|Citing Patent||Filing date||Publication date||Applicant||Title|
|US6683560||Dec 29, 2000||Jan 27, 2004||Honeywell International Inc.||System and technique for enhanced radar object detection|
|US7193555||Mar 31, 2005||Mar 20, 2007||Lockheed Martin Corporation||System and method for detecting emitter signals in the presence of unwanted signals|
|US7489265 *||May 2, 2005||Feb 10, 2009||Autoliv Asp, Inc.||Vehicle sensor system and process|
|US7567168 *||Oct 24, 2006||Jul 28, 2009||Shih-Hsiung Li||Car reversal radar that automatically modifies the sensor scanning range and method of the same|

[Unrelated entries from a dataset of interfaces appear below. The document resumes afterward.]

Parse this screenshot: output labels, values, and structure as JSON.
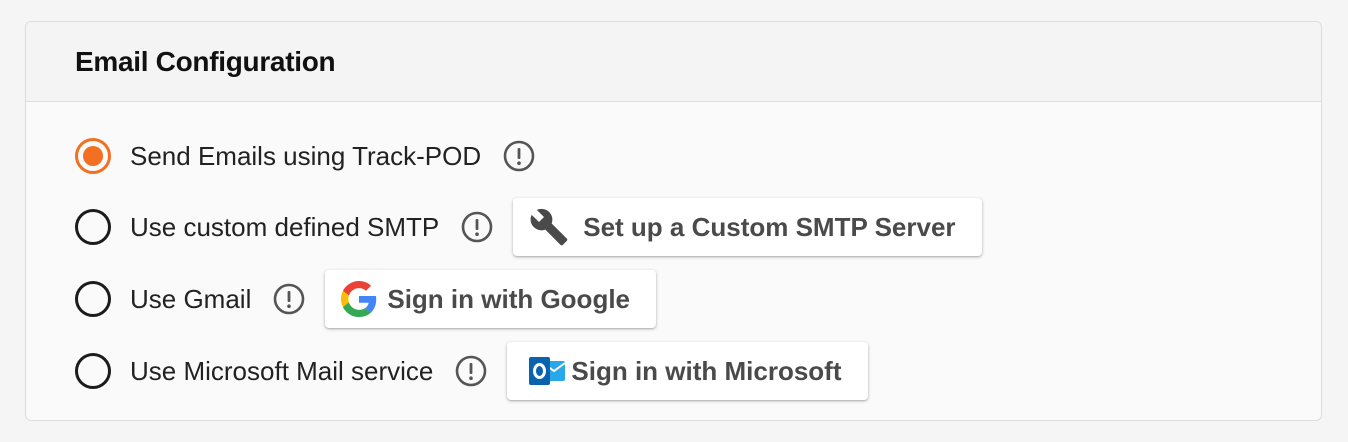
{
  "card": {
    "title": "Email Configuration"
  },
  "options": [
    {
      "label": "Send Emails using Track-POD",
      "checked": true,
      "info_icon": "exclamation-circle-icon"
    },
    {
      "label": "Use custom defined SMTP",
      "checked": false,
      "info_icon": "exclamation-circle-icon",
      "button": {
        "label": "Set up a Custom SMTP Server",
        "icon": "wrench-icon"
      }
    },
    {
      "label": "Use Gmail",
      "checked": false,
      "info_icon": "exclamation-circle-icon",
      "button": {
        "label": "Sign in with Google",
        "icon": "google-logo-icon"
      }
    },
    {
      "label": "Use Microsoft Mail service",
      "checked": false,
      "info_icon": "exclamation-circle-icon",
      "button": {
        "label": "Sign in with Microsoft",
        "icon": "outlook-logo-icon"
      }
    }
  ],
  "colors": {
    "accent": "#f36f21",
    "text": "#222222",
    "button_text": "#4a4a4a",
    "icon": "#555555"
  }
}
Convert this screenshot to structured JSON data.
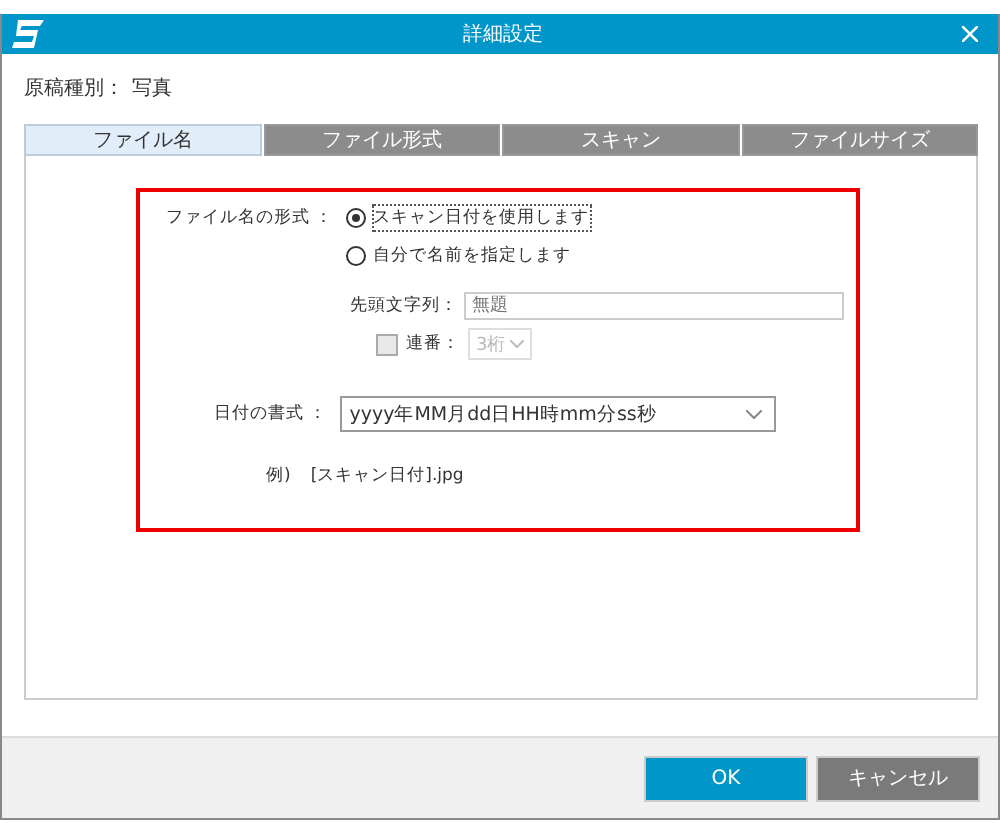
{
  "window": {
    "title": "詳細設定"
  },
  "document_type": {
    "label": "原稿種別：",
    "value": "写真"
  },
  "tabs": [
    {
      "label": "ファイル名",
      "selected": true
    },
    {
      "label": "ファイル形式",
      "selected": false
    },
    {
      "label": "スキャン",
      "selected": false
    },
    {
      "label": "ファイルサイズ",
      "selected": false
    }
  ],
  "file_name_format": {
    "label": "ファイル名の形式 ：",
    "options": [
      {
        "label": "スキャン日付を使用します",
        "selected": true
      },
      {
        "label": "自分で名前を指定します",
        "selected": false
      }
    ]
  },
  "prefix": {
    "label": "先頭文字列：",
    "placeholder": "無題"
  },
  "serial": {
    "label": "連番：",
    "checked": false,
    "value": "3桁",
    "disabled": true
  },
  "date_format": {
    "label": "日付の書式 ：",
    "value": "yyyy年MM月dd日HH時mm分ss秒"
  },
  "example": {
    "label": "例)",
    "value": "[スキャン日付].jpg"
  },
  "buttons": [
    {
      "label": "OK",
      "kind": "primary"
    },
    {
      "label": "キャンセル",
      "kind": "secondary"
    }
  ]
}
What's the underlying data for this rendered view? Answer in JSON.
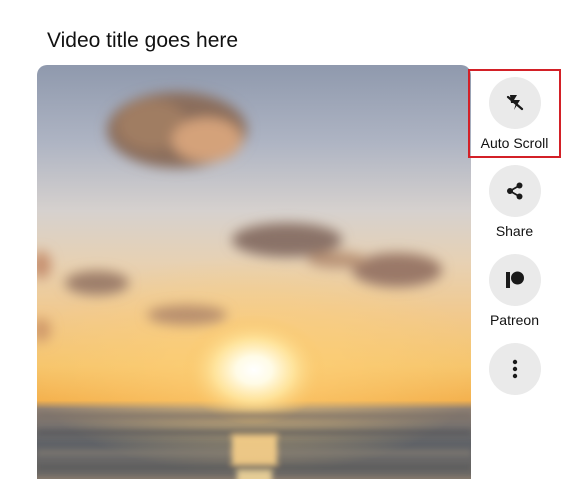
{
  "video": {
    "title": "Video title goes here"
  },
  "actions": {
    "autoscroll": {
      "label": "Auto Scroll",
      "icon": "auto-scroll-icon",
      "highlighted": true,
      "highlight_color": "#d32027"
    },
    "share": {
      "label": "Share",
      "icon": "share-icon"
    },
    "patreon": {
      "label": "Patreon",
      "icon": "patreon-icon"
    },
    "more": {
      "label": "",
      "icon": "more-vertical-icon"
    }
  },
  "colors": {
    "button_bg": "#eaeaea",
    "icon": "#1a1a1a",
    "text": "#111111"
  }
}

|US20040100386 *||Nov 22, 2002||May 27, 2004||Tendler Robert K.||Animal selective pet door|
|US20040179616 *||Mar 1, 2004||Sep 16, 2004||Lg Electronics Inc.||VSB reception system with enhanced signal detection for processing supplemental data|
|US20060152405 *||May 2, 2005||Jul 13, 2006||M/A Com, Inc.||Vehicle sensor system and process|
|US20060227035 *||Mar 31, 2005||Oct 12, 2006||Lockheed Martin Corporation||System and method for detecting emitter signals in the presence of unwanted signals|
|US20080094193 *||Oct 24, 2006||Apr 24, 2008||Shih-Hsiung Li||Car reversal radar that automatically modifies the sensor scanning range and method of the same|
|US20080119716 *||May 14, 2007||May 22, 2008||Olga Boric-Lubecke||Determining presence and/or physiological motion of one or more subjects with quadrature doppler radar receiver systems|
|EP1879046A2 *||Aug 16, 2001||Jan 16, 2008||Raython Company||Automotive radar systems and techniques|
|EP1879047A2 *||Aug 16, 2001||Jan 16, 2008||Raython Company||Automotive radar systems and techniques|
|U.S. Classification||342/70, 342/195, 342/118, 342/175, 342/89, 342/27|
|International Classification||G01S7/35, G01S13/32, G01S13/93|
|Cooperative Classification||G01S7/352, G01S13/325, G01S2013/9378, G01S2013/9317, G01S13/931|
|European Classification||G01S13/93C, G01S13/32C, G01S7/35B|
|Mar 20, 2000||AS||Assignment|
|Dec 15, 2003||FPAY||Fee payment|
Year of fee payment: 4
|Dec 17, 2007||FPAY||Fee payment|
Year of fee payment: 8
|Sep 22, 2011||FPAY||Fee payment|
Year of fee payment: 12